  • Share what you've learned with other teachers taking our courses by checking the lesson library box when you submit your
  • lesson. (
  • Sample Lesson Plan Template:


Assignment #13-B:

Use this option if you do not have a classroom available.

  • Adapt a lesson to reflect what you’ve learned in this course. (Do not implement it.)
  • Write a 500+ word article concerning any noteworthy success you’ve had as a teacher with one or more students.

Assignment #14: (500 Level ONLY)

A. Professional Development Presentation

Prepare a Powerpoint, Keynote or video presentation for staff or parents in which you show how to integrate real-life math into concepts in math. 


B. Project-based Learning Unit:

Create a Project-based learning Unit that includes rubrics for student evaluation and templates for student use in the task.  Include a calendar for teaching the unit over a period of time and determine what specific skills you will teach each day to provide students with the skills to apply the concepts in a given task. 


C. Create an Assignment

An assignment of your choice given your instructor's prior approval. 


Assignment #15: (Required for 400 and 500 level)

(Please do not write this paper until you've completed all of your other assignments)

Write a 400-500 word Integration Paper answering these 5 questions:

  1. What did you learn vs. what you expected to learn from this course?
  2. What aspects of the course were most helpful and why?
  3. What further knowledge and skills in this general area do you feel you need?
  4. How, when and where will you use what you have learned?
  5. How and with what other school or community members might you share what you learned?

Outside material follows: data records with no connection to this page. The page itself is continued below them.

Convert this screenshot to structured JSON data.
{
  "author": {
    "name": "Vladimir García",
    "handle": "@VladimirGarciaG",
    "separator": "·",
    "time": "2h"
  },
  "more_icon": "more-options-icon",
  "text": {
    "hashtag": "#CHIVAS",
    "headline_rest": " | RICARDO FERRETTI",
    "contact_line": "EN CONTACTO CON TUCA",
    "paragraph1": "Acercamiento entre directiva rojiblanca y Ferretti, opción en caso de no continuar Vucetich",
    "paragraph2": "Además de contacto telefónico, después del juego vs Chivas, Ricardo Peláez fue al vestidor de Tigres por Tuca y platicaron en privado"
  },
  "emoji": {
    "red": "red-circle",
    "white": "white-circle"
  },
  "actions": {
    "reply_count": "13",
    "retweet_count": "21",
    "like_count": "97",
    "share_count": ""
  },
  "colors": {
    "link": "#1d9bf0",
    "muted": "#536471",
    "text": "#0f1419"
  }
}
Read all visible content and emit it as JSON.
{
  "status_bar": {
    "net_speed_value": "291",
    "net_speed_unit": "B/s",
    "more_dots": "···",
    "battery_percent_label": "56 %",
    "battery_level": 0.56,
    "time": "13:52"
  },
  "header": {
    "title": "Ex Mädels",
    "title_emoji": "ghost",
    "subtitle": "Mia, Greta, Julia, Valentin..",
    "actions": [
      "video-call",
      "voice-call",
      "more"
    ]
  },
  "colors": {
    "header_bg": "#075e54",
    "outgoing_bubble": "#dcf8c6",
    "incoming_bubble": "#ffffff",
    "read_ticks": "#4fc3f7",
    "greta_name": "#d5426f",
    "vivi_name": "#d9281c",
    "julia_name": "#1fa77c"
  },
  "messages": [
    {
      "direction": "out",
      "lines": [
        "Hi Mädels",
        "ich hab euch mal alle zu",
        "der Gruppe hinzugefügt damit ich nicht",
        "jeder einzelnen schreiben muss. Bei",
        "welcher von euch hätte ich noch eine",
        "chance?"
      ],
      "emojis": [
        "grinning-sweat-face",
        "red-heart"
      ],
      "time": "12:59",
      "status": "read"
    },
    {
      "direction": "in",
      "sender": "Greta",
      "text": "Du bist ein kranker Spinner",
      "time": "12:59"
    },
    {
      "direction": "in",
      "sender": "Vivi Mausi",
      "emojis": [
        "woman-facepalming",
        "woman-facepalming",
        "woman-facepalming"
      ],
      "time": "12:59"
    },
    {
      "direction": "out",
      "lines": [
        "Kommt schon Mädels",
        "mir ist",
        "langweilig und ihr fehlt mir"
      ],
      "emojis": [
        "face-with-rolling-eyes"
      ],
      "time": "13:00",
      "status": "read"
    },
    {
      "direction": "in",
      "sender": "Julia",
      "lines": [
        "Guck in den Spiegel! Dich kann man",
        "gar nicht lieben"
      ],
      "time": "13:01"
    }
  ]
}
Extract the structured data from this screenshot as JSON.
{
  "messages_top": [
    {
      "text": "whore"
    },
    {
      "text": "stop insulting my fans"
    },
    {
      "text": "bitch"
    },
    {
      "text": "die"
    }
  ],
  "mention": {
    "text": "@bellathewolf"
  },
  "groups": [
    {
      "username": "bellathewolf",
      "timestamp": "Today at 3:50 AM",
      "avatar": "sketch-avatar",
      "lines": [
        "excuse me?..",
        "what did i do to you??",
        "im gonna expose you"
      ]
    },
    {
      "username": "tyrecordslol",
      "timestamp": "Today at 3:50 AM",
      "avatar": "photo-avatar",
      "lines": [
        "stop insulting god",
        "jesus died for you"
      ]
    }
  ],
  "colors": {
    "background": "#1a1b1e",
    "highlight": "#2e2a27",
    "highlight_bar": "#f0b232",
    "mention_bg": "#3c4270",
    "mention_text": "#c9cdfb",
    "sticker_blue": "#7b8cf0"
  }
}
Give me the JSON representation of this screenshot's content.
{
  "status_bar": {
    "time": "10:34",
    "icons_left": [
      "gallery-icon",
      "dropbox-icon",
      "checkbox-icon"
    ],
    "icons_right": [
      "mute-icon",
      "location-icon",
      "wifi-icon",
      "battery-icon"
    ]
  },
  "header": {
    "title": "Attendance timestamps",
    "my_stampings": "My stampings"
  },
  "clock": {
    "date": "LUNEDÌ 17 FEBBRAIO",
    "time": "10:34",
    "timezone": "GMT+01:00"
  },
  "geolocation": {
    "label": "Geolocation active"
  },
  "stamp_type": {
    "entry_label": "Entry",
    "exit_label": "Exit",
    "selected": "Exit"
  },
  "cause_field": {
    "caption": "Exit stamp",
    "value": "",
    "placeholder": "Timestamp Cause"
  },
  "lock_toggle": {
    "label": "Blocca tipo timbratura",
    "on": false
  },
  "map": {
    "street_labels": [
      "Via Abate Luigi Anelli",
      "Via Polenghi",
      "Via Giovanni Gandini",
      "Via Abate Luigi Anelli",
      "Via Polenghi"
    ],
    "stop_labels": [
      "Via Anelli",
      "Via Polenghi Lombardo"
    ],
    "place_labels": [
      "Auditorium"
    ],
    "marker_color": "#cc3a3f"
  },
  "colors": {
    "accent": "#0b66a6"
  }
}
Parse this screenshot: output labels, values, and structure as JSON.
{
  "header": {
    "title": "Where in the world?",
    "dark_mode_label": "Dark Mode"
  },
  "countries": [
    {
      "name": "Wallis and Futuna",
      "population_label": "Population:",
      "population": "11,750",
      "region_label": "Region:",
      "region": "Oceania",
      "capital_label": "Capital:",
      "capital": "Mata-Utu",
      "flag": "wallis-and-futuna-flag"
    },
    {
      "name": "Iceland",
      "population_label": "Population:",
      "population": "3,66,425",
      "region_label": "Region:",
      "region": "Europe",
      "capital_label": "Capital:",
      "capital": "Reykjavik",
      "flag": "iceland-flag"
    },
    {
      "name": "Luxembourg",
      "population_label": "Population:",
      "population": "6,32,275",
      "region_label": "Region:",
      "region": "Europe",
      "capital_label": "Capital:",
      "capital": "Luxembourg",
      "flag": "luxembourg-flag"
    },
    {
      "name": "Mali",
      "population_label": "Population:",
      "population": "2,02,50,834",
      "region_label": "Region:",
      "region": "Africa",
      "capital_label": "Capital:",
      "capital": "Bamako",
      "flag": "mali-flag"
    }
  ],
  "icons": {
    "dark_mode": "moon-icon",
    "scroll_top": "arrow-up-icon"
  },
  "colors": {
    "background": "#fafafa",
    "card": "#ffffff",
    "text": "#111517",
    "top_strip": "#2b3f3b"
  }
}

Instructors will comment on each assignment. If you do not hear from the instructor within a few days of posting your assignment, please get in touch with them immediately.


Dr. Patricia Dickenson is an Associate Professor of Teacher Education. She is the Program Lead for the Bachelors of Arts In Interdisciplinary Studies with the Preliminary Multiple and Single Subject Credential. She is also the Course Lead for several Courses at National University including: TED 350 Math and Science Methods, ITL 516 Elementary Math Methods, ITL 518 Elementary Science Methods, TED 300 Foundations in Education, TED 310 Educational Psychology. Her research area focuses on mathematics professional development and technology. She has worked in higher education for the past 8 years and was a mathematics coach and elementary school teacher for the Los Angeles Unified school district for over ten years. Dr. Dickenson has published two books and has over 12 book chapters and articles. She recently received the National Council of Teaching Mathematics Grant for Classroom research,



Stevens, J., & Vaudry M., (2016) The Classroom Chef: Sharpen your lessons, season your classes, make math meaningful, Dave Burgess Consulting Inc, 2016, paperback, 224 pages, ASIN: B01DX6X464.   In THE CLASSROOM CHEF, math teachers and instructional coaches John Stevens and Matt Vaudrey share their secret recipes, ingredients, and tips for serving up lessons that engage students and help them “get” math. You can use these ideas and methods as-is, or better yet, tweak them and create your own enticing educational meals. The message the authors share is that, with imagination and preparation, every teacher can be a Classroom Chef.

Real World Math Retrieved from:

National Weather Service Retrieved from:

Floor Plan Your Classroom: Retrieved from:

PlaneMath  Retrieved from:

Center for Innovation in Engineer Retrieved from:

Education World Retrieved From: 

Math Forum:

Education World Inflation Lesson Retrieved: